Successful career development is more than doing a good job. Dressing for success, business writing skills, career networking – all are vitally important.
Business Management Daily’s succinct, workplace-tested career advice is designed to help you position yourself to succeed in your chosen field.
Ten beneficial networking tips
Give Jim Cathcart credit. Rather than pen another fluffy self-help book, he cuts right to the core issues that can help you reach your full potential.
An interview with Winston Wallin, former president of Pillsbury Company and CEO of Medtronic, Inc.
Managing ambitious staffers has its pros and cons. While they often bring talent and drive to the job, their arrogance and hunger for advancement may prove obnoxious.
If you’re worried about the threat of termination, try to relax.
When networking for jobs, don’t present yourself as a victim (of a two-faced boss, a hapless organization, a shrinking client base, etc.).

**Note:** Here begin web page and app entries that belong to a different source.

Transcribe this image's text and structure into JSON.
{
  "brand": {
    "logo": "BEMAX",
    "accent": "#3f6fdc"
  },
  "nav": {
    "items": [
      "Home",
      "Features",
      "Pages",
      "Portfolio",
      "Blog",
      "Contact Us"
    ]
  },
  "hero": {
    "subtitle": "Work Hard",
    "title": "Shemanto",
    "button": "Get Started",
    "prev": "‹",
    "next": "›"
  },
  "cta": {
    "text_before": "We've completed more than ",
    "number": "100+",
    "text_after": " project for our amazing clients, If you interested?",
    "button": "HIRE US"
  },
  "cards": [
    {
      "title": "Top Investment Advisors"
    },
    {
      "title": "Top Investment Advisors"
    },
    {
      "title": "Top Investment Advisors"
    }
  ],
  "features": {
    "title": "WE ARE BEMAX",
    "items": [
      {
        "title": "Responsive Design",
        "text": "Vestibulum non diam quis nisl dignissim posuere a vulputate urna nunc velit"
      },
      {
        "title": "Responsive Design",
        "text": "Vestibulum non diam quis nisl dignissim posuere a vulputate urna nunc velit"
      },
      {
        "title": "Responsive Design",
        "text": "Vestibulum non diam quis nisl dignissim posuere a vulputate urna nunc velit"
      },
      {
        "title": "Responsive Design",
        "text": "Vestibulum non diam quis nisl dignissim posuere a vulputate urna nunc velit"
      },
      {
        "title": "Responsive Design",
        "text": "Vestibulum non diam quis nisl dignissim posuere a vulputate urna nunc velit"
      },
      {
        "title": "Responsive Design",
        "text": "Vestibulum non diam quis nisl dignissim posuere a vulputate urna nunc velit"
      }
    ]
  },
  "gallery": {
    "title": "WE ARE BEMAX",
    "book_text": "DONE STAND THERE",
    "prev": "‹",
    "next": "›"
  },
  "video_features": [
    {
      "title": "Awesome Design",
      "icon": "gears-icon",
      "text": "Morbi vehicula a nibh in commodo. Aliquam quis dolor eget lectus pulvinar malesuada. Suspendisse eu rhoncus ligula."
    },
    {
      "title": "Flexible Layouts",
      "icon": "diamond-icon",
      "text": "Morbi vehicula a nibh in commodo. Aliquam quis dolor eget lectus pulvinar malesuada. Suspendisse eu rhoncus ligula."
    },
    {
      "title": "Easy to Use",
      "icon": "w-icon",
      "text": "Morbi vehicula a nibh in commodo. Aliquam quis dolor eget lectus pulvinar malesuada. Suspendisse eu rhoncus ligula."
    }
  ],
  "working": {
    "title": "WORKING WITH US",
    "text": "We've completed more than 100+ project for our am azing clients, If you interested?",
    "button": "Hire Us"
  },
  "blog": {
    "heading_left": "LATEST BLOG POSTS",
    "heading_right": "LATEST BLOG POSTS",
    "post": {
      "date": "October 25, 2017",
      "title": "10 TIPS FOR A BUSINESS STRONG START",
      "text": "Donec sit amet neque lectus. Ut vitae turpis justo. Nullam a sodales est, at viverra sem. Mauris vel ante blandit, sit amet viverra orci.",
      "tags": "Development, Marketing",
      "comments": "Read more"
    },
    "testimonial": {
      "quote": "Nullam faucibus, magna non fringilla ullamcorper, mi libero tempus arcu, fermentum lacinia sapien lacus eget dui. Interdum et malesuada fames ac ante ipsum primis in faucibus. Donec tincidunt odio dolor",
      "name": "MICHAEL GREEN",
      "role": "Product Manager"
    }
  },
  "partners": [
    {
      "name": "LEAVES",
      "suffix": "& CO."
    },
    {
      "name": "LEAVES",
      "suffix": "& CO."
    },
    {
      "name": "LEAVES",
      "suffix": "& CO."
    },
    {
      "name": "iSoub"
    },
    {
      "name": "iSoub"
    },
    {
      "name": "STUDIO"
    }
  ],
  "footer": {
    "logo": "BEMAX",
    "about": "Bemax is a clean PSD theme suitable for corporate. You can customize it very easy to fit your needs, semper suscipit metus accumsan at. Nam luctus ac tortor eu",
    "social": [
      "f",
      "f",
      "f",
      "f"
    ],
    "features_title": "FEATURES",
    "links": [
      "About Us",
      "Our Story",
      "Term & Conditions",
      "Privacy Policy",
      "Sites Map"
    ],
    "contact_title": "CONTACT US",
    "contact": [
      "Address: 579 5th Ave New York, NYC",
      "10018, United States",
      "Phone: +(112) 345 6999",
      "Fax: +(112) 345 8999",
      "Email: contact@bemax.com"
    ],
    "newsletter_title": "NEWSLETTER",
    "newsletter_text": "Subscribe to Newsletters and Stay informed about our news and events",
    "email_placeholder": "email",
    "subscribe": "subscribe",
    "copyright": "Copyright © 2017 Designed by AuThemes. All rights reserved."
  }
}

Just as salespeople always ask for referrals to new clients, career advancers remain on the lookout for new contacts.
You probably know that you can benefit from more self-promotion. But then you start listing excuses: I’m shy, I’m modest, I don’t know how, etc. Raleigh Pinskey won’t hear any of it. Her book, 101 Ways to Promote Yourself (Avon Books, New York, 1997) tells how you can improve your name visibility by attracting media attention, leading community outreach efforts and networking with flair.
You're bothered by how directly people will approach the project of "networking"
While the quality of your work product clearly plays a role in your
career advancement, there’s another, less obvious element to consider: